■ **WORK TASK**: Working from the listing below, pick each line containing the word "filter" and copy it.
SUPPLIED DATA START
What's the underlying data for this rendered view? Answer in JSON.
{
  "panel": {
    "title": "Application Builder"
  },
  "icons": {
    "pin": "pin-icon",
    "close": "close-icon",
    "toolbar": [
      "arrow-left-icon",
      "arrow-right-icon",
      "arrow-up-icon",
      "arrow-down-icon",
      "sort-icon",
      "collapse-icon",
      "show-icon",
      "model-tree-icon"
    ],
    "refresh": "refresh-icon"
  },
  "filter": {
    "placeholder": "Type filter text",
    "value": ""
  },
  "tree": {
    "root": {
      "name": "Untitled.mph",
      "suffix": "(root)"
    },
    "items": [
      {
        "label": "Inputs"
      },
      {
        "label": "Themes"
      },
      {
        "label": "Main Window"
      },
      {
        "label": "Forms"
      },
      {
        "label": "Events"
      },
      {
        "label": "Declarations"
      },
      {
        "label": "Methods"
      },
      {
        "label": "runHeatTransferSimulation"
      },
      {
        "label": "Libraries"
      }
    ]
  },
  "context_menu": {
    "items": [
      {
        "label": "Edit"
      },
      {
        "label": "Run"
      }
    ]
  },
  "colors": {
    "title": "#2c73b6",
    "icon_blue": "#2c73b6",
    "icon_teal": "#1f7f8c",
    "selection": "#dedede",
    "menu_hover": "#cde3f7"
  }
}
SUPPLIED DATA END
■ **TASK RESPONSE**:
  "filter": {
    "placeholder": "Type filter text",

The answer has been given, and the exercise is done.